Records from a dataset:
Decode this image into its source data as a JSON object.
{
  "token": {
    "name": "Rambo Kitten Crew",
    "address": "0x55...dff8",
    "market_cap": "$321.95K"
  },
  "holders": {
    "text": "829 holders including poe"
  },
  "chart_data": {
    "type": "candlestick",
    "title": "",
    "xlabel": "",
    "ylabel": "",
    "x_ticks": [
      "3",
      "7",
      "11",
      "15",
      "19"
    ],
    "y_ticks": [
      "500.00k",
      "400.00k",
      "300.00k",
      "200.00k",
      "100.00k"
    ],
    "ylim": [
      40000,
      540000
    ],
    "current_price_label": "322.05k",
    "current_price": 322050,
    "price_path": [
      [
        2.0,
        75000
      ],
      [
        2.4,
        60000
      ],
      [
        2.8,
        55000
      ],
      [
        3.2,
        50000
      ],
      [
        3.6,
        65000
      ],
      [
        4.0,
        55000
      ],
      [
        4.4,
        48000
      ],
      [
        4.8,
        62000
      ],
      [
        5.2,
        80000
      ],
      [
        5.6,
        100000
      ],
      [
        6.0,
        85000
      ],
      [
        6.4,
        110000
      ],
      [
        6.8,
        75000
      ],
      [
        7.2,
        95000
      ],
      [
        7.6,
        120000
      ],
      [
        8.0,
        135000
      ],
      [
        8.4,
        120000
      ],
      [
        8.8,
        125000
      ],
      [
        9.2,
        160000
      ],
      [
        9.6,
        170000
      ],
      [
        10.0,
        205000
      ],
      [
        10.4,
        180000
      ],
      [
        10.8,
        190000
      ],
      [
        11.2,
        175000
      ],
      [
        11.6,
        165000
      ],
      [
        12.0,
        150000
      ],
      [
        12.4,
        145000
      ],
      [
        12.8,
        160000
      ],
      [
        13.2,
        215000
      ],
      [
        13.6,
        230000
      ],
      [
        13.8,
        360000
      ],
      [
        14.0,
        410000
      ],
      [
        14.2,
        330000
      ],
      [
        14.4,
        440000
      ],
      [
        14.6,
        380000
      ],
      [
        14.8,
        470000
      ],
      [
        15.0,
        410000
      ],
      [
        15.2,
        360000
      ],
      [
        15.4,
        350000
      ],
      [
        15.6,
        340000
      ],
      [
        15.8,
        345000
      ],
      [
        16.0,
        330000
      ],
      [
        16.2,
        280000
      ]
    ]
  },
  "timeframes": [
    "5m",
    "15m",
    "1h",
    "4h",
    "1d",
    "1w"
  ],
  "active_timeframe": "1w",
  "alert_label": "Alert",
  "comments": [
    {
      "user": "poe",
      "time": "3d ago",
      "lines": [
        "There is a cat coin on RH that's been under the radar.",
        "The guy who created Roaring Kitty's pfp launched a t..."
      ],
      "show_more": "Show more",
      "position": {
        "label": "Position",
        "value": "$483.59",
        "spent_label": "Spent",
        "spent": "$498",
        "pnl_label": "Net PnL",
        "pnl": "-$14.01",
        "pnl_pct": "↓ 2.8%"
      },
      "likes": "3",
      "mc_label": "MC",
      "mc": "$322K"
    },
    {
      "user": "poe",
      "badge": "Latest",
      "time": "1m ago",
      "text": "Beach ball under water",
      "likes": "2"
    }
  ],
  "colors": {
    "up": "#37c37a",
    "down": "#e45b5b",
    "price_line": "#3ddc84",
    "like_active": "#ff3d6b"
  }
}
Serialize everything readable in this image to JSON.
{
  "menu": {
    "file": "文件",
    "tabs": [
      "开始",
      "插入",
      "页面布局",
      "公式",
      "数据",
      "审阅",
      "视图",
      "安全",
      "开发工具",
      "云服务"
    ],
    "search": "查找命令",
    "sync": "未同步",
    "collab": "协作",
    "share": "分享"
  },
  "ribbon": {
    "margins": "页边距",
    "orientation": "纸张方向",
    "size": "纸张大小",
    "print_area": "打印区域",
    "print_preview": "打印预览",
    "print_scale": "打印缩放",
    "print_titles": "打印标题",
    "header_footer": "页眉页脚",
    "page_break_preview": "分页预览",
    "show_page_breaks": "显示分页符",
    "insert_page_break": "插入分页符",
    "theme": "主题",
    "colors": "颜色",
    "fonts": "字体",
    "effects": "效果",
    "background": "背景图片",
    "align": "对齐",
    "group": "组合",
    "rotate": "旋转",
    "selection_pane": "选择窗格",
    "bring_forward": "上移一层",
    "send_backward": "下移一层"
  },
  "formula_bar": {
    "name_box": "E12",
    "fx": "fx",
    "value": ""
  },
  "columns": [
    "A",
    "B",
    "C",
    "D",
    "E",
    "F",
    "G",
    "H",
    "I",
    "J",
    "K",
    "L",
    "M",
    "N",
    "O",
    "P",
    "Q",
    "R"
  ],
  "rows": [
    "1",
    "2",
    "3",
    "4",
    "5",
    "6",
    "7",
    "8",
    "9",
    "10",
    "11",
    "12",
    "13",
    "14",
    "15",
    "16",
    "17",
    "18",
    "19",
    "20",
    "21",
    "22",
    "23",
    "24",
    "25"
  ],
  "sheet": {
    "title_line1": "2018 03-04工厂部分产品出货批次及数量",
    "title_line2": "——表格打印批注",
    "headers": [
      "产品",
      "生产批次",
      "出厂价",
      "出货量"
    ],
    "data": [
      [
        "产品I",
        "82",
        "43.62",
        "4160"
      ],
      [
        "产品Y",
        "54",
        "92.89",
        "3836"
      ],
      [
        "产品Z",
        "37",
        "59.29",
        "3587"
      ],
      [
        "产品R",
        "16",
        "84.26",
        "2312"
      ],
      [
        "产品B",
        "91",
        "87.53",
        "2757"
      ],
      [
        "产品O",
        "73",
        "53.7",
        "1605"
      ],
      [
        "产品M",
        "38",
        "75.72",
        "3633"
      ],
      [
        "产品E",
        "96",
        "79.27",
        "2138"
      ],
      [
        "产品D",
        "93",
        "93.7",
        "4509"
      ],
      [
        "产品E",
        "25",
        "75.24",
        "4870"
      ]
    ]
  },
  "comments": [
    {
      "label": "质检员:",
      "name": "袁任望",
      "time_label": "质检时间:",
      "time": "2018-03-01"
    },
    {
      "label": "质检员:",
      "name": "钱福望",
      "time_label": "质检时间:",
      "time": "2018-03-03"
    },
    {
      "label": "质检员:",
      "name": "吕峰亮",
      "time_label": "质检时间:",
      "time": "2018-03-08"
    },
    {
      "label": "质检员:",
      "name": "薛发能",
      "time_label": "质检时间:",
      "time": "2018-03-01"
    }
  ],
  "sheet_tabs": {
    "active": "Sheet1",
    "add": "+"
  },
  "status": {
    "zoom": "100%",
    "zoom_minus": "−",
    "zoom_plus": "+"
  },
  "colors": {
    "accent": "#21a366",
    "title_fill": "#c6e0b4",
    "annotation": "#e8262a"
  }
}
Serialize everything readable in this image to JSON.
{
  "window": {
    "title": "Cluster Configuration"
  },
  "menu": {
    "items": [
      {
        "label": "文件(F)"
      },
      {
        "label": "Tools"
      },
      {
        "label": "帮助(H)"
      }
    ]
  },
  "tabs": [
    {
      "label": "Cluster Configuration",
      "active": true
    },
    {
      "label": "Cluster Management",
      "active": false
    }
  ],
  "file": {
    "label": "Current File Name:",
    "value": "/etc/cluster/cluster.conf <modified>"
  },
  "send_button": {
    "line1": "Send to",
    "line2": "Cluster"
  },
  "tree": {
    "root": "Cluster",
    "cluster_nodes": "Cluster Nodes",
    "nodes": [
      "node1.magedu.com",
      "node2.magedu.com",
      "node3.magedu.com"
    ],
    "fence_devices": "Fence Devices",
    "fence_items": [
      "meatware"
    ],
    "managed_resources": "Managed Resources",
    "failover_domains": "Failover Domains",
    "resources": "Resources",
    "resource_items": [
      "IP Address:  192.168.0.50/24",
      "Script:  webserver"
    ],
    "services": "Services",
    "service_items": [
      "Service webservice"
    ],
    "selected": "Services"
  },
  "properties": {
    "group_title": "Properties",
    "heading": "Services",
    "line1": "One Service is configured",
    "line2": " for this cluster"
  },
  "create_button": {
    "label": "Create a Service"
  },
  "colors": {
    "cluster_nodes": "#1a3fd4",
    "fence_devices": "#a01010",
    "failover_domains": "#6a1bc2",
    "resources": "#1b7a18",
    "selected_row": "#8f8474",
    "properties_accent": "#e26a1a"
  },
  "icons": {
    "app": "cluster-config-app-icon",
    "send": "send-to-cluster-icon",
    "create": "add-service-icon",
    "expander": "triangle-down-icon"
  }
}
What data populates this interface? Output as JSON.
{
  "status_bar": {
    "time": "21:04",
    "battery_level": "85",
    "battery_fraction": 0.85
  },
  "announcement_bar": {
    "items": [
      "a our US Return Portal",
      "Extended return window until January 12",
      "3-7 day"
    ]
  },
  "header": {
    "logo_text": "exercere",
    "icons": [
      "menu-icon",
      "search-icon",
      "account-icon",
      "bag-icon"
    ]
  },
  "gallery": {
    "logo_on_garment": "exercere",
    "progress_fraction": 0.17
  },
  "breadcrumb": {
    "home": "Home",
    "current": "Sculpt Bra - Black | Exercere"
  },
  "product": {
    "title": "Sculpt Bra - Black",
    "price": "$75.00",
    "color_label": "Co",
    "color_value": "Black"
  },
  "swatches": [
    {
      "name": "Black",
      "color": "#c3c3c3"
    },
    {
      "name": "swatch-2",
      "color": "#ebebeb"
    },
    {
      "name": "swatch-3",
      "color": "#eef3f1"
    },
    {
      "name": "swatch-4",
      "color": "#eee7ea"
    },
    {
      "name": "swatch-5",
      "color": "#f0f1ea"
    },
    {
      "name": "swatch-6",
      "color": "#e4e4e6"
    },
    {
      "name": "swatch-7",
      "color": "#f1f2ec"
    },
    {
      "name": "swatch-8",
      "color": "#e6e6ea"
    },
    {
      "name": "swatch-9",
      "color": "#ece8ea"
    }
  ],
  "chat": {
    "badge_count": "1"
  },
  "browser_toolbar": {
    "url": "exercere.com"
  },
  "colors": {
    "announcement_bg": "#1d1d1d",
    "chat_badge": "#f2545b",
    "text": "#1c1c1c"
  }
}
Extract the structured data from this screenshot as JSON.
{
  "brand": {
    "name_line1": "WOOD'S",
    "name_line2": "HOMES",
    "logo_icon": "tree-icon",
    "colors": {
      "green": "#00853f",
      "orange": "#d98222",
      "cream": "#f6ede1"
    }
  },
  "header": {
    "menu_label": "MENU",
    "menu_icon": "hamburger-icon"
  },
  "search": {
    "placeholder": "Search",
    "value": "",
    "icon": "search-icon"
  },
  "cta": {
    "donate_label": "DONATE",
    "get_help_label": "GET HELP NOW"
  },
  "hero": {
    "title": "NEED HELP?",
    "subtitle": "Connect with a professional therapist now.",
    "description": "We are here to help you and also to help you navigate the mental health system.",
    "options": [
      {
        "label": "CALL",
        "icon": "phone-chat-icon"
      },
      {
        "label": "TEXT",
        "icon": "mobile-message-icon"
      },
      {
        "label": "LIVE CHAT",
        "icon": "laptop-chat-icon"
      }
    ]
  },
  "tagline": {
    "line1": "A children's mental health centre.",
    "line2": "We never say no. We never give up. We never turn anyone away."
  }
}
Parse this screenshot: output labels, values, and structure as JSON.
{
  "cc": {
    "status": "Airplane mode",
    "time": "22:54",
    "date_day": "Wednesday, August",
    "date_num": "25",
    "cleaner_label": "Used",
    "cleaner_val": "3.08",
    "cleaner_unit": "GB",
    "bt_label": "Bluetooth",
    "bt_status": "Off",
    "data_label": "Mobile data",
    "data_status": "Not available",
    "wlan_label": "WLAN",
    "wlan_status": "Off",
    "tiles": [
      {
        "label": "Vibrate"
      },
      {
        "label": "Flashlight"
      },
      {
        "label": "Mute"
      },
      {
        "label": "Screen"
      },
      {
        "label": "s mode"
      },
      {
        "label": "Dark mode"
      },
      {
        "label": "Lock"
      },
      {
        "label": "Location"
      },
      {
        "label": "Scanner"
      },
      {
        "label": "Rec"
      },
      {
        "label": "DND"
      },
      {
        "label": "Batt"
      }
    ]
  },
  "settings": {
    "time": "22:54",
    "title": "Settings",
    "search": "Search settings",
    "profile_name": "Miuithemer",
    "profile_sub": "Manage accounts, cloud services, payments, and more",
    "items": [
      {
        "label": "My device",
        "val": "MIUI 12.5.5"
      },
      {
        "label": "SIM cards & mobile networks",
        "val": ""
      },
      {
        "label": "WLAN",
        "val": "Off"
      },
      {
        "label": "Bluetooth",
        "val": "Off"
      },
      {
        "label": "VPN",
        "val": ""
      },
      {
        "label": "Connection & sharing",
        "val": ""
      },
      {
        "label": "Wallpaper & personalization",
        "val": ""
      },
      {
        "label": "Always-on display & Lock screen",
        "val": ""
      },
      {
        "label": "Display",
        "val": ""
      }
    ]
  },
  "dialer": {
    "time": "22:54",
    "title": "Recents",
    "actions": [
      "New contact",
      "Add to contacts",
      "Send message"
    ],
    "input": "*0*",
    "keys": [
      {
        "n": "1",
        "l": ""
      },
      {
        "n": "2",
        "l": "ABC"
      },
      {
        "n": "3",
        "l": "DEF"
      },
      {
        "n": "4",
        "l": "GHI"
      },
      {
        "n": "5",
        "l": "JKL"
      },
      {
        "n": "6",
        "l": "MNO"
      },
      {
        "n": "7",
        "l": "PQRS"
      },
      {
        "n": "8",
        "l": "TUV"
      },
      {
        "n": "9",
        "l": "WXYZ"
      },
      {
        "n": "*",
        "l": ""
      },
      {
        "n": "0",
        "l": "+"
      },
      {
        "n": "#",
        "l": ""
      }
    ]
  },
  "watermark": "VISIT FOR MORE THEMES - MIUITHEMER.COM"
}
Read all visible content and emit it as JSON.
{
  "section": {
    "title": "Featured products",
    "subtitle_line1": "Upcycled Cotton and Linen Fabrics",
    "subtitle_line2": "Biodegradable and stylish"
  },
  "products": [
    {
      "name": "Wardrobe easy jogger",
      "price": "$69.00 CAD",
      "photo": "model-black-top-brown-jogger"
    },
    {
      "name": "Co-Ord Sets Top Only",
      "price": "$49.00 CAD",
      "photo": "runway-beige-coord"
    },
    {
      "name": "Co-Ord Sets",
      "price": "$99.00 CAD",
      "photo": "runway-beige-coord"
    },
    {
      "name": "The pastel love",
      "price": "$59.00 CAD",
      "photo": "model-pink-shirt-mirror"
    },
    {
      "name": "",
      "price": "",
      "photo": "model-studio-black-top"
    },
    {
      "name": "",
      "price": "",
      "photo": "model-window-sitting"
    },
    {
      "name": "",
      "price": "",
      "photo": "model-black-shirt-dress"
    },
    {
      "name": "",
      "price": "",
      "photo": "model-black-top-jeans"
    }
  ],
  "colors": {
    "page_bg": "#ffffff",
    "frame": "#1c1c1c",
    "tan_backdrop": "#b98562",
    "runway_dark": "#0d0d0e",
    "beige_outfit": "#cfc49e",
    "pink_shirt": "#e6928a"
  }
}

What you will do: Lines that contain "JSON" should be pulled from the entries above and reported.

Output for this exercise:
Decode this image into its source data as a JSON object.
Serialize everything readable in this image to JSON.
Serialize everything readable in this image to JSON.
What data populates this interface? Output as JSON.
Extract the structured data from this screenshot as JSON.
Parse this screenshot: output labels, values, and structure as JSON.
Read all visible content and emit it as JSON.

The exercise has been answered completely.